EDEN: The Sacred Heart reveals to us the love of Christ, and in so doing, reveals the meaning of suffering in the life of the Christian. As the Fathers of the Second Vatican Council put it, “Through Christ and in Christ, the riddles of sorrow and death grow meaningful. Apart from His Gospel, they overwhelm us.”
As for the link to chastity — well, chastity, although incorporating self-control, is fundamentally about loving rightly. The Sacred Heart shows us how to love.
LOPEZ: What has the reaction to My Peace I Give You been?
EDEN: I feel like I am living the parable of the mustard seed. The word is spreading slowly about My Peace I Give You, but when people find out about it and read it, they want to tell their friends and family members.

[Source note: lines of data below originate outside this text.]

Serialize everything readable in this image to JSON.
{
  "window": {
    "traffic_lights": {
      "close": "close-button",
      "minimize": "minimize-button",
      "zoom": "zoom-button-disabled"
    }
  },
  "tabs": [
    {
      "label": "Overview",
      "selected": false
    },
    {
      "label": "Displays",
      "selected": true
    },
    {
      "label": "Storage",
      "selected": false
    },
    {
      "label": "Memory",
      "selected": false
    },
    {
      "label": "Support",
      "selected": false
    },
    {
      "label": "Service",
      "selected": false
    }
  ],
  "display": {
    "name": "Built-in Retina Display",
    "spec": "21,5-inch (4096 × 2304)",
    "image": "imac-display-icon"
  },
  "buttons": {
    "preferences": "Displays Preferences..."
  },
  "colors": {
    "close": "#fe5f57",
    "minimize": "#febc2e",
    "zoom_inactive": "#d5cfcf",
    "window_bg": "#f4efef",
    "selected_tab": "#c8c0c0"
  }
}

People often don’t know what to make of it at first, because there has never been a book of Catholic spirituality for adult victims of childhood sexual abuse. The only other works that mention Christianity and sexual wounds in their title are books on the Church’s abuse crisis, or books that take a Protestant approach to healing, or ones that put a Christian gloss on psychotherapeutic methods. My Peace I Give You is none of the above — it’s really about learning to find healing as the saints did, through praying in union with the Holy Sacrifice of the Mass.
That’s why I sought an imprimatur from my bishop, Donald Cardinal Wuerl — so that Catholics would know that this is a book intended for the upbuilding of the Mystical Body of Christ. To my knowledge, My Peace I Give You is the only book on healing from abuse ever to have received an imprimatur.
I’m very thankful to be part of what I believe is a new moment in the Church. Having taken important steps toward our own purification, we can now become proactive in helping the culture heal from the evil of childhood sexual abuse. The overwhelming majority of adults who were sexually abused in childhood were victimized at their own house, at a public school, or at a neighbor’s house — not at God’s house. And the number of victims in the United States alone is in the tens of millions. The Centers for Disease Control found that one in four women and one in six men report having been abused in childhood. That amounts to at least one person in every pew in every parish. And that’s just contact abuse — it doesn’t even count those who were subject to other forms of victimization, such as being made to view pornography.
So, there are many Catholics carrying these hidden wounds and the tragically misplaced guilt that often accompanies them. Regardless of whether they need professional help — some do, some don’t — they all need something that no secular psychotherapist can give them: the assurance that their heavenly Father loves them, and the graces that flow from living in union with Christ. Only the life of the Church can give that to them. That’s what we have, and that’s what we’ve got to share.
LOPEZ: Is it awkward?
EDEN: You mean, is it awkward, when speaking about My Peace I Give You, to get up in front of a room of fifty strangers and talk about healing from childhood sexual abuse? No and yes.
No, it is not awkward, because I have come to believe that being a witness to this kind of healing is part of my Christian behavior. Yes, it is awkward, because public speaking on the whole is a purgative experience — at least it is for me — especially when the topic is likely to bring up painful memories for listeners. So I just do the best I can, trying to keep the focus on Christian joy and hope, and trusting that the Holy Spirit will make up for my own inadequacies.
LOPEZ: Why is it so important? Have you seen hearts open and heal?
EDEN: Yes, I have. Hearts of people I know and love, as well as those of people I have never met — like blogger Michael Barrick, who wrote that reading My Peace inspired him to bring his own childhood wounds into the light. And that makes it all worthwhile.
— Kathryn Jean Lopez is editor-at-large of National Review Online.